8. Put your health first.
Every now and then, swap that chocolate bar for a piece of fruit, that glass of coke for water or that glass of wine for a spritzer. Also if you drink a little too much, try knocking off a beer or two from you nightly consumption. Not only will you feel more energy and see things like an improved complexion in your face, but you will probably be able to shift those stubborn couple of kilo’s you have struggled for a while to lose.
9. Try a gym or go for a jog one evening.
It’s amazing how a workout or just going for a run can put you in such a good mood. Yes it’s hard if you have never done it before, but start slowly and push yourself, and you may come back aching, but feeling like you have done something worthwhile. Then you can sit back and relax when you get home and feel good about yourself.
10. Get moving.
If the gym or jogging is a step too far try giving yourself a good shake once in a while. When we are stressed out, the neurones in our brain are messed up, but if you can shake yourself about just a bit, it will trigger a relaxation response. So dance around to your favourite song! Bounce around, and shake your arms and legs! I promise you it will have a positive impact!
11. Get some fresh air.
Get out there and take in the colours and smells of the season – be honest: when was the last time you stopped and smelt a flower or even appreciated a sunset? Go for a walk, it doesn’t have to be long one as getting just 20 minutes of fresh air will help to clear your mind.
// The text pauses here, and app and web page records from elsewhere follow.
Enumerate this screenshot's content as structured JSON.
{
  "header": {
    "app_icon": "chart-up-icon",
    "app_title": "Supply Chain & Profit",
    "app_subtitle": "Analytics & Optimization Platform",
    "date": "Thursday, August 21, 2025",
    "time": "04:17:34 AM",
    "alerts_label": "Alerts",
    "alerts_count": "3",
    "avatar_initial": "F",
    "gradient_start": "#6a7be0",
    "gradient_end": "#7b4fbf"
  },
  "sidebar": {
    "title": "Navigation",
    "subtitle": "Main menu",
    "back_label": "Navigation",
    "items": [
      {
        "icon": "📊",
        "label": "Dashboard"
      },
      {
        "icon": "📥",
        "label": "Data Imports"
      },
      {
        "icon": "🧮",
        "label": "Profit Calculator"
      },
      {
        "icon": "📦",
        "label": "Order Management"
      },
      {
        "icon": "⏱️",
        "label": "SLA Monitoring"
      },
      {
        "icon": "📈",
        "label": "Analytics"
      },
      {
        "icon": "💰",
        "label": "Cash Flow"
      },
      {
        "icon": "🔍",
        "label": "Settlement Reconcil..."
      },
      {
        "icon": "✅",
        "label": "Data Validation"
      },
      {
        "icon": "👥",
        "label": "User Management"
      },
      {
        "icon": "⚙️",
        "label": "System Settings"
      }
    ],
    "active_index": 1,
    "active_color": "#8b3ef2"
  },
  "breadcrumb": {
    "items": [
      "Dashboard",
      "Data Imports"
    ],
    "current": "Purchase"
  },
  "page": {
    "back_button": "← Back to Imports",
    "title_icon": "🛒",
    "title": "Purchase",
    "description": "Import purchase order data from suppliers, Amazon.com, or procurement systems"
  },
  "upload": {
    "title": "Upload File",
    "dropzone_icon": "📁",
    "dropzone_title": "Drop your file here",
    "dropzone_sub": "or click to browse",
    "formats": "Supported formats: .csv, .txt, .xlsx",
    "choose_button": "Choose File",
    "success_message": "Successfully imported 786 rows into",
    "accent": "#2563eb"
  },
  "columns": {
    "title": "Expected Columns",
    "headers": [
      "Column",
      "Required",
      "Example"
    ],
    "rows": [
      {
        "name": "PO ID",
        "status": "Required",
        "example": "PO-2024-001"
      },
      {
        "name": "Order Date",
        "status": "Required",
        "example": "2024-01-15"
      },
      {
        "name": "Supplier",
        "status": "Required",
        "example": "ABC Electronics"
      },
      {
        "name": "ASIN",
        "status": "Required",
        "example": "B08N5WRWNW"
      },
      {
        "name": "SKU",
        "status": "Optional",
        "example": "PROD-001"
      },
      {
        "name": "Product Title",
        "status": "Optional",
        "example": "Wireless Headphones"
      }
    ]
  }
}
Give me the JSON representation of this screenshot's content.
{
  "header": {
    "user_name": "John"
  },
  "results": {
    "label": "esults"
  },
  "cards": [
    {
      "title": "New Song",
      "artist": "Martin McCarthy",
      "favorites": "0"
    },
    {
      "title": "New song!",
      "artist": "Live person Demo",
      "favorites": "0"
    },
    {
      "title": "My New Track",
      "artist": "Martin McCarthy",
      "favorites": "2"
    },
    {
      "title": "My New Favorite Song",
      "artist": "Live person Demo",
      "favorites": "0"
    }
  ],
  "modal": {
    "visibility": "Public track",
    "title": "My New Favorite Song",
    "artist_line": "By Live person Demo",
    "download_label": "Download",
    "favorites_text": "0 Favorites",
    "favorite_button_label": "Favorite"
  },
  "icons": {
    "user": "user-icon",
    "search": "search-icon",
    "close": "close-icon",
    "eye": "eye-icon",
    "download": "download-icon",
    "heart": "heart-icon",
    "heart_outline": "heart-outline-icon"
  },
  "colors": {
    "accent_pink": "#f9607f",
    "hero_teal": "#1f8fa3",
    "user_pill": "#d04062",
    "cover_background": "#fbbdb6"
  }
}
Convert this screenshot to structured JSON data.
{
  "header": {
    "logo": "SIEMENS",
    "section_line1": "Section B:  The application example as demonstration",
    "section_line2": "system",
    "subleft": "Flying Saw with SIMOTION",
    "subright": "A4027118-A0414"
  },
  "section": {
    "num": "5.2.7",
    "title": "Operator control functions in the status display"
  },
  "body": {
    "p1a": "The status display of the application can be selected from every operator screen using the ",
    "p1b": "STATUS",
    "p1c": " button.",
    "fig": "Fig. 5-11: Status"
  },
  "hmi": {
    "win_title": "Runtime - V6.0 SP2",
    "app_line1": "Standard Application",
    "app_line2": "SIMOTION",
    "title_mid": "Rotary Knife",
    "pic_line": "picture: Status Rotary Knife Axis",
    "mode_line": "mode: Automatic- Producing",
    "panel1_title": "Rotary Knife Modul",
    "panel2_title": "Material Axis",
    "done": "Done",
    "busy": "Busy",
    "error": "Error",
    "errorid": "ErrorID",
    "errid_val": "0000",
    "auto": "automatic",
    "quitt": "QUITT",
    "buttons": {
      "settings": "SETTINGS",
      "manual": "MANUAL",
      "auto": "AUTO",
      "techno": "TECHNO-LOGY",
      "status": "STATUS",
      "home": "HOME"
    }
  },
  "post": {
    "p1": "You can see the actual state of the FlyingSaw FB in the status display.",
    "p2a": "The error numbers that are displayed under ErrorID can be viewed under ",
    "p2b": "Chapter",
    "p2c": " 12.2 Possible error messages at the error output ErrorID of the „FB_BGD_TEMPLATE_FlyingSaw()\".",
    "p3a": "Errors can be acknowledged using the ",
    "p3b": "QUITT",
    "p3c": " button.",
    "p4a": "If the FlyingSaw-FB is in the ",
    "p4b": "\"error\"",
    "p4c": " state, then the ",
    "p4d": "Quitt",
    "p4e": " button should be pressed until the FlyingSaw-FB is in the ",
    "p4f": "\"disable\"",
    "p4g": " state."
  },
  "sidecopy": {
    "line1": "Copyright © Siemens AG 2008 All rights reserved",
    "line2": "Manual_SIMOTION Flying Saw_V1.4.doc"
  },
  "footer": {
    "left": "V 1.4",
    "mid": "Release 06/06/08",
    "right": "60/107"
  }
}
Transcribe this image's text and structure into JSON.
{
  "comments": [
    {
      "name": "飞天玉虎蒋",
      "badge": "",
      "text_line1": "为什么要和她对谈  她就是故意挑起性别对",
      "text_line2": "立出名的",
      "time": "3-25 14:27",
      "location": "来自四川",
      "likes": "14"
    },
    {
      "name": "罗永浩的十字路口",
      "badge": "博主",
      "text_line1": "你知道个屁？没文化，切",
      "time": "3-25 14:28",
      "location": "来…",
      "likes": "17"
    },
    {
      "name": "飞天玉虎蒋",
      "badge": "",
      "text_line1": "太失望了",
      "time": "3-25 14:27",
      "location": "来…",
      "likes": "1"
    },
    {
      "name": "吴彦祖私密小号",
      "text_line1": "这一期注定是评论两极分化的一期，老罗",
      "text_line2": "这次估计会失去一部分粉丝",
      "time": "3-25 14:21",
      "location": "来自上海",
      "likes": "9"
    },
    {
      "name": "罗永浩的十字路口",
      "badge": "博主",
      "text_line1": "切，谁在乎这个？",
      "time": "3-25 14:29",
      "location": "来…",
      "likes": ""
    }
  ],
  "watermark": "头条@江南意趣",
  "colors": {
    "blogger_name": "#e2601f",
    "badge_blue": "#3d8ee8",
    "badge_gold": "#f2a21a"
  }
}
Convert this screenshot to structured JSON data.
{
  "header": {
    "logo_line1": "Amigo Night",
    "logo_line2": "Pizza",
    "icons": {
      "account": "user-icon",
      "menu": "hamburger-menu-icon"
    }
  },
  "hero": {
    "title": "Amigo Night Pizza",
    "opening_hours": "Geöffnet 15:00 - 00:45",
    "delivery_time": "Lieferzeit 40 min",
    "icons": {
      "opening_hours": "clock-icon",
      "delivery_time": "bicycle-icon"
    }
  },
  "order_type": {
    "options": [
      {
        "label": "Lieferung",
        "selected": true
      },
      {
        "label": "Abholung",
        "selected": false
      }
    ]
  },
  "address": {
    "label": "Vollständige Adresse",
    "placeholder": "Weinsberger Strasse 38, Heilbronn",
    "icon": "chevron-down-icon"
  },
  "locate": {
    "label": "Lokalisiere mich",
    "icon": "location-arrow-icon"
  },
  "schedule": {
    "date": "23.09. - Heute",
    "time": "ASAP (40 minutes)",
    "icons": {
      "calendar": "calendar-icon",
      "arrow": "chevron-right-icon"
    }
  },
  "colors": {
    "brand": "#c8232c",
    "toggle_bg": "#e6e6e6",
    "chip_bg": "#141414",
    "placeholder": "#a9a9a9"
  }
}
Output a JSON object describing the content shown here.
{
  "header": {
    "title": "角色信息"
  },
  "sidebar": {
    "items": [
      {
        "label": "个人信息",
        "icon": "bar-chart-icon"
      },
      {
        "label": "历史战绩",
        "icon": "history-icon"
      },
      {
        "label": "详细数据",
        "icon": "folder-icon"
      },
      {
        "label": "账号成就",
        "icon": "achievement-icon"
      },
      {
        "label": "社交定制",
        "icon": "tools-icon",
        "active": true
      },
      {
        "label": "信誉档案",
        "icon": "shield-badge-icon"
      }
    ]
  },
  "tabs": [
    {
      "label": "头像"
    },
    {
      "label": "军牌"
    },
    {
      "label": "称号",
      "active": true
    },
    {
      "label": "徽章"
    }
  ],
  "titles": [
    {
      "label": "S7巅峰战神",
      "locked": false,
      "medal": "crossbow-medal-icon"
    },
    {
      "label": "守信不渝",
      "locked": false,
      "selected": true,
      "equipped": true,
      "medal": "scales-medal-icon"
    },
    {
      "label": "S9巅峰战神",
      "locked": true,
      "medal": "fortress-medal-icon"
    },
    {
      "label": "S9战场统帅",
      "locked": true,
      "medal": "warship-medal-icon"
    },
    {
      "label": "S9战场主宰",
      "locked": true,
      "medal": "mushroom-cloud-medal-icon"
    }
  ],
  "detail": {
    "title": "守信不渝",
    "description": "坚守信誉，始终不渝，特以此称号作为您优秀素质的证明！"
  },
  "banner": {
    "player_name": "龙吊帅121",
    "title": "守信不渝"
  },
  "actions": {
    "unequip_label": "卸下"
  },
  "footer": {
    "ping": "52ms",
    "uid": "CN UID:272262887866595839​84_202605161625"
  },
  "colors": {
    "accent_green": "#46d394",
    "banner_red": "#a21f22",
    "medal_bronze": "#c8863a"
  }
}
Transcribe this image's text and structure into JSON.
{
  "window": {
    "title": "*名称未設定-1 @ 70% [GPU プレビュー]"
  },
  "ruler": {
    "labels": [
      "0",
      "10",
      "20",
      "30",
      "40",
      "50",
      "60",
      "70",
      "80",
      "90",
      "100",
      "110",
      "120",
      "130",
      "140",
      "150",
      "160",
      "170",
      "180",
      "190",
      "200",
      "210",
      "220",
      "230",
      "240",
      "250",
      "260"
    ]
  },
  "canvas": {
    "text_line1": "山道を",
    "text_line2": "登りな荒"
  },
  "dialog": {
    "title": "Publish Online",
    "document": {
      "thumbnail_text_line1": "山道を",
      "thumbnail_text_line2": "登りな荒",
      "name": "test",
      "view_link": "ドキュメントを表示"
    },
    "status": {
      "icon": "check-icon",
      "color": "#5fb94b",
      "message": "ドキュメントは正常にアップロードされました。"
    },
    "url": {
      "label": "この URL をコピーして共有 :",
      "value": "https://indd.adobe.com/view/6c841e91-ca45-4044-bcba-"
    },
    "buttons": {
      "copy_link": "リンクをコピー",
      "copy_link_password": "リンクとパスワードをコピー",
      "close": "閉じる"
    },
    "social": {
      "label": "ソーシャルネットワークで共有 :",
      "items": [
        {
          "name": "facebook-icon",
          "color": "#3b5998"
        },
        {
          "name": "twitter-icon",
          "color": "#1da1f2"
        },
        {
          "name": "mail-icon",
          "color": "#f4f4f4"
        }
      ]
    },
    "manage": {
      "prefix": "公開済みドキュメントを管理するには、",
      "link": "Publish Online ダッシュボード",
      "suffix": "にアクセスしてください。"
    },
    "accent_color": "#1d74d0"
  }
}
12. Keep a diary/ journal.
I learnt a long time ago that many of us are more prone to remember negative things more than the positive ones. It is such a shame. However, now I keep a journal I almost always remember and record the good things that sometimes get lost or forgotten with the passage of time. This will help you remember these times so when you are feeling down you can look back through it and see that things are often only temporarily bad and that there really have been many happy periods in your life.